This is an excellent time for your sales team to start a dialogue with your local car dealers about how your radio cluster can help them move cars off their lots now. iStockphoto/pixelprof According to Bloomberg, there are now about 7 million new cars sitting in storage facilities around the United States. In rural areas, you can see the gleaming new autos sitting sadly in the sun on empty fields, awaiting buyers.
Many feel that it's only a matter of time until the auto industry acknowledges that dramatic times call for unusual measures in terms of offering deals people can't afford to ignore.
If this occurs, the radio industry is poised to be the best medium with which to alert consumers. Radio, locally and nationally, has the most cost-efficient way to combine reach and frequency to generate sales.
However, the right offer has to be offered to elicit action.
This is an excellent time for your sales team to start a dialogue with your local car dealers about how your radio cluster can help them move cars off their lots now — before the big guys make their move with national deals.

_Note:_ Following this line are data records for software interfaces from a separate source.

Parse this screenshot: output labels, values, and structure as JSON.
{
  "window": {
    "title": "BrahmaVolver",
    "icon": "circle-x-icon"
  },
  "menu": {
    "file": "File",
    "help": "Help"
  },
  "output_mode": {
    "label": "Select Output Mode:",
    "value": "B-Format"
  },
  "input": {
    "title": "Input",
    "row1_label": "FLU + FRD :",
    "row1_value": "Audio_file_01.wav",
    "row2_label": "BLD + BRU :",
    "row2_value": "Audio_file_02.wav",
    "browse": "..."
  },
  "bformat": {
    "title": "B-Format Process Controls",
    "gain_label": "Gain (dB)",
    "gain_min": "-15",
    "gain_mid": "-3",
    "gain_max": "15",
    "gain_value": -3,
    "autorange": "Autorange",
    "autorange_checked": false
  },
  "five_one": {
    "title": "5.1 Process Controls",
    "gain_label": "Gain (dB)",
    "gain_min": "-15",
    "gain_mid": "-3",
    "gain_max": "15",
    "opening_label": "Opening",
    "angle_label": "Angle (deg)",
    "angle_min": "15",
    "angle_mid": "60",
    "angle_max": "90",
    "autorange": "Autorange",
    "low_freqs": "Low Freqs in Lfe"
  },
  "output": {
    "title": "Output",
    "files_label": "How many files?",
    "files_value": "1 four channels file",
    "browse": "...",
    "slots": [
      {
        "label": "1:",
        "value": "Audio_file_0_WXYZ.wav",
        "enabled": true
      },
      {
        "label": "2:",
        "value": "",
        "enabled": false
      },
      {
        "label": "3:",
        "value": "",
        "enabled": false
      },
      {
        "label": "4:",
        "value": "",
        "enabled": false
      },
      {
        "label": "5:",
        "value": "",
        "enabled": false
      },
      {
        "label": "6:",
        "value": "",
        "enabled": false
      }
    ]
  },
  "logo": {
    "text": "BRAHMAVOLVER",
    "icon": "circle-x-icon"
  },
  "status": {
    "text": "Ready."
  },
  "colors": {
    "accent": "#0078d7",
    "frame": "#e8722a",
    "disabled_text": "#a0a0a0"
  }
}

The key is to remember that it's "the offer," combined with the correct advertising (and perhaps promotional) schedule, that will assist your local car dealers move their inventory, even in a slumping economy.
The most difficult answer to find is uncovering what offer is necessary to create action. In all likelihood, you will have to be inventive with dealerships to do a "test and measure" scenario, where they pick one offer for five days of a heavy schedule and another offer for the second flight.
It's vital that dealers understand that tough times call for unique offers — things they haven't either been willing to do before for financing and leasing, or sale prices they haven't been willing to offer before, but will do so now to generate some cash flow.
They may want to reconsider how they deal with their pre-owned inventory. Competing dealerships on the same block may wish to actually pull their resources and have a one-of-kind "block party," with cooperation and offers never seen before in your city.
If you're part of cluster, utilize a road-block advertising strategy for these campaigns where you are airing the same offer on all five stations at roughly the same time, so someone tuning around will hear the same offer with even greater frequency.
If you're streaming, make certain to insert these same spots into streams.
If your station is making the creative (instead of an agency), be absolutely sure the commercials are clearly communicating the desired message. Don't leave this to chance. Play the spots to a lot of different people and then ask them to explain back to you what they thought the offer was about.
Bring 'em in
Maybe you need a few quickie promotions to convince dealers that you can still motivate listeners to walk through their doors.
Here are a few quickies that almost always work and any one of them will prove the point you need to make: It's all about the offer.
If you're a regular reader of mine, you know the $500 trick: Go on the air and tell your listeners that you are giving away five hundred dollars in cash — a dollar at a time — for as long as it lasts from the dealer's showroom. You will get 500 people into that dealership and in most cases, the money will be gone in 20 minutes.
Other benefits that will get people through the door:
- • Hot sports or concerts giving away in a mass quantity in a short period of time.
- • Memory sticks for computers. Buy 'em cheap and give them away in big numbers — first 100 people get a 2 gig memory stick with a free song from your format on every stick.
- • Free oil changes if you bring the oil — we'll do the change for as many cars as we can do from 9 to 5.
Warn the dealer in advance that these promotional gimmicks will not necessarily sell cars. They will only prove that radio can produce action.
Finally, help your clients by doing research about what is succeeding in other markets. Talk to your sister radio stations to learn if they stumbled on concepts that have generated success.
Can you turn back the clock to 1995 when cars were flying off the lot? Maybe… if someone is willing to turn back prices to 1995 for a few hours.
It's all about the offer.
The author is president of Lapidus Media. Write him firstname.lastname@example.org.